When the 9/11 terrorists struck, airport security changed dramatically. Travelers were urged to get to the airport four hours in advance of their flights.
A month later, I had to be in Chicago for the DMA convention. I wasn't scared of flying. With the increased security, this was probably the safest time to fly in the history of commercial aviation. However, I opted not to go through the airport check-in mayhem and instead bought round-trip Amtrak passage with a sleeping compartment.
How was it? In two words: damn pleasant. I relaxed, worked, ate so-so meals, read and really slept. The train was several hours late, but so what?
Although airport screening is far more organized now, it's still a nuisance. Whenever I go through the process, how I envy those perfect, practiced pirouettes performed by George Clooney in "Up in the Air."
New Senior Benefits: Smart Marketing
In its zeal to make traveling safer after 9/11, the Transportation Security Administration (TSA) randomly pulled every Nth person from the line and did a random search. Old folks in wheelchairs, as well as small children, were patted down. The resultant publicity was disastrous.
So for those of us over 75, the TSA has lightened up the rules. Oldsters can:
• Leave on shoes and light jackets through security checkpoints.
• Undergo an additional pass through Advanced Imaging Technology (AIT) to clear any anomalies detected during screening.
On several recent flights, Peggy and I found ourselves in the new TSA Precheck program line. It has even looser rules.

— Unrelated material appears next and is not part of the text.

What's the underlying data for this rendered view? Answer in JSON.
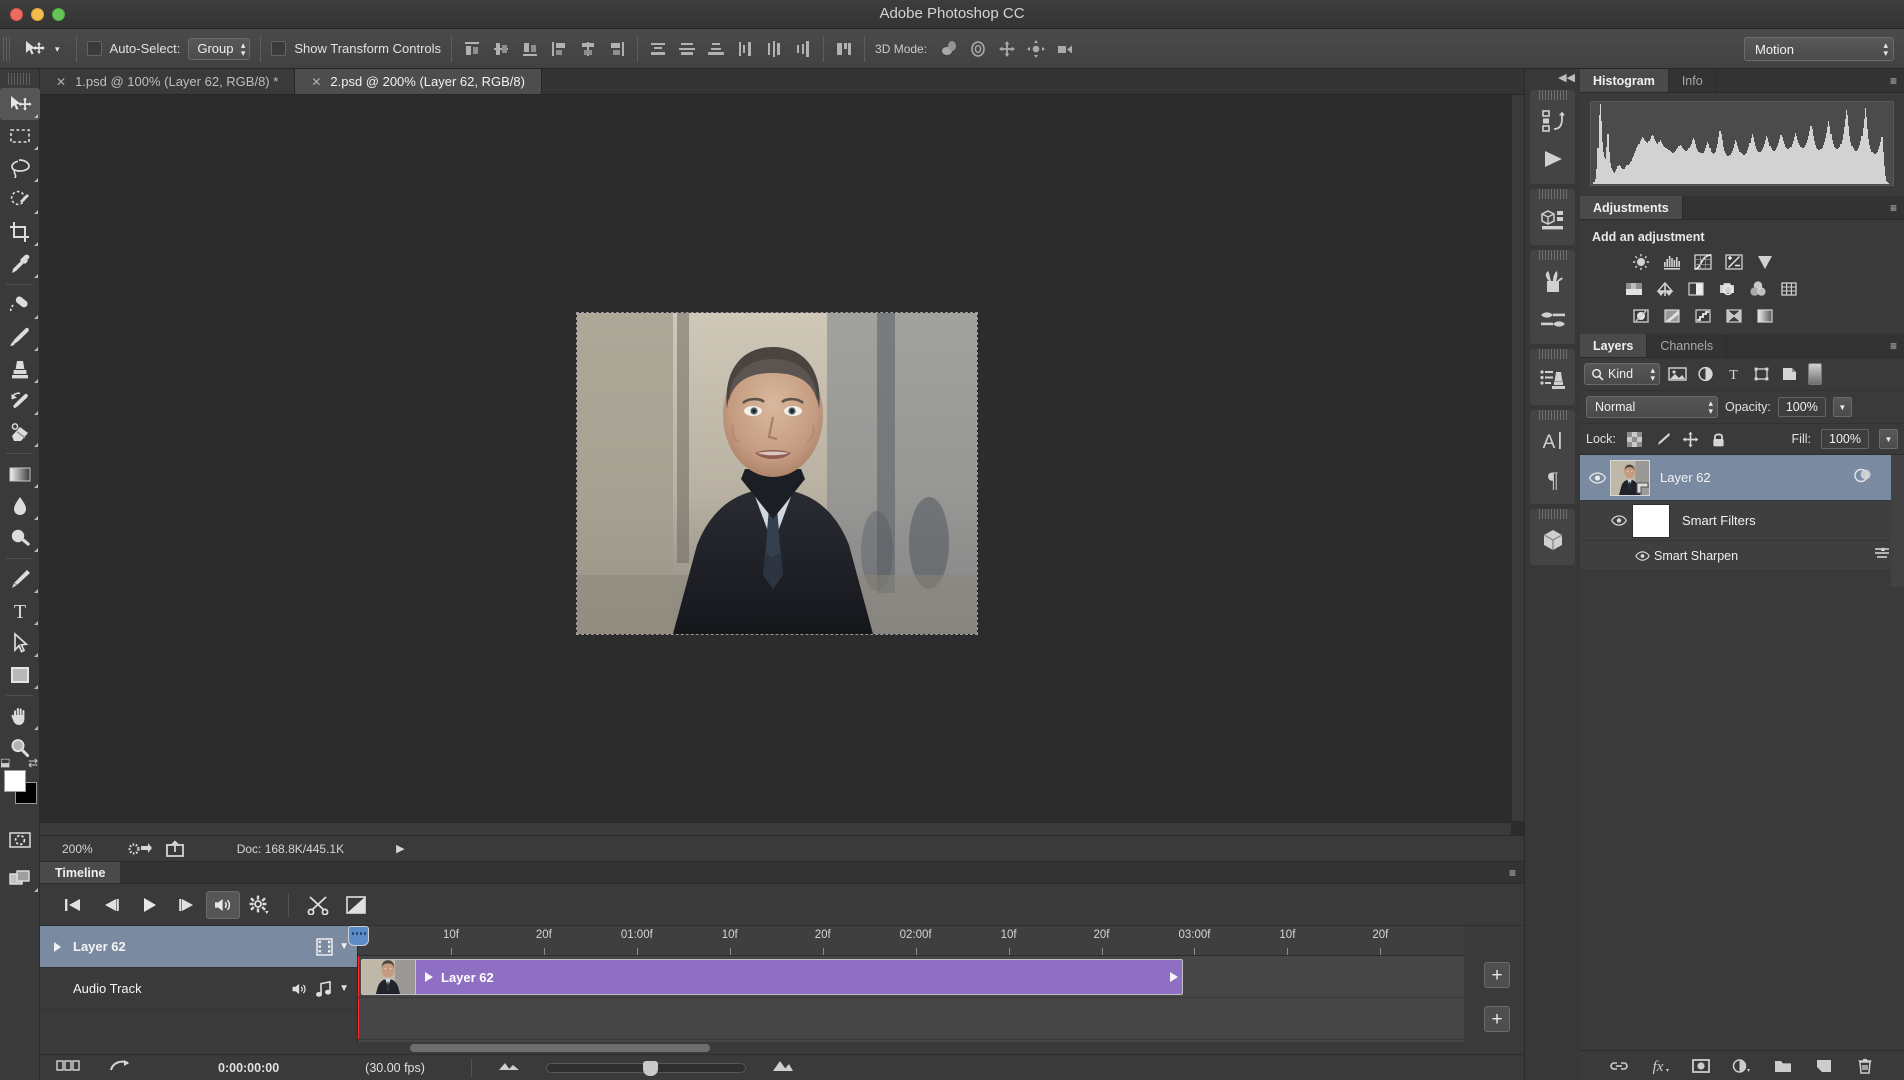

For years, Peggy and I were road warriors. We flew a lot and never made trouble. Presumably, some database recognized us as no threat. So maybe the Feds were giving us a free sample of TSA Precheck. Not only did we have to go through fewer hassles, but also the TSA Precheck lines were a lot shorter.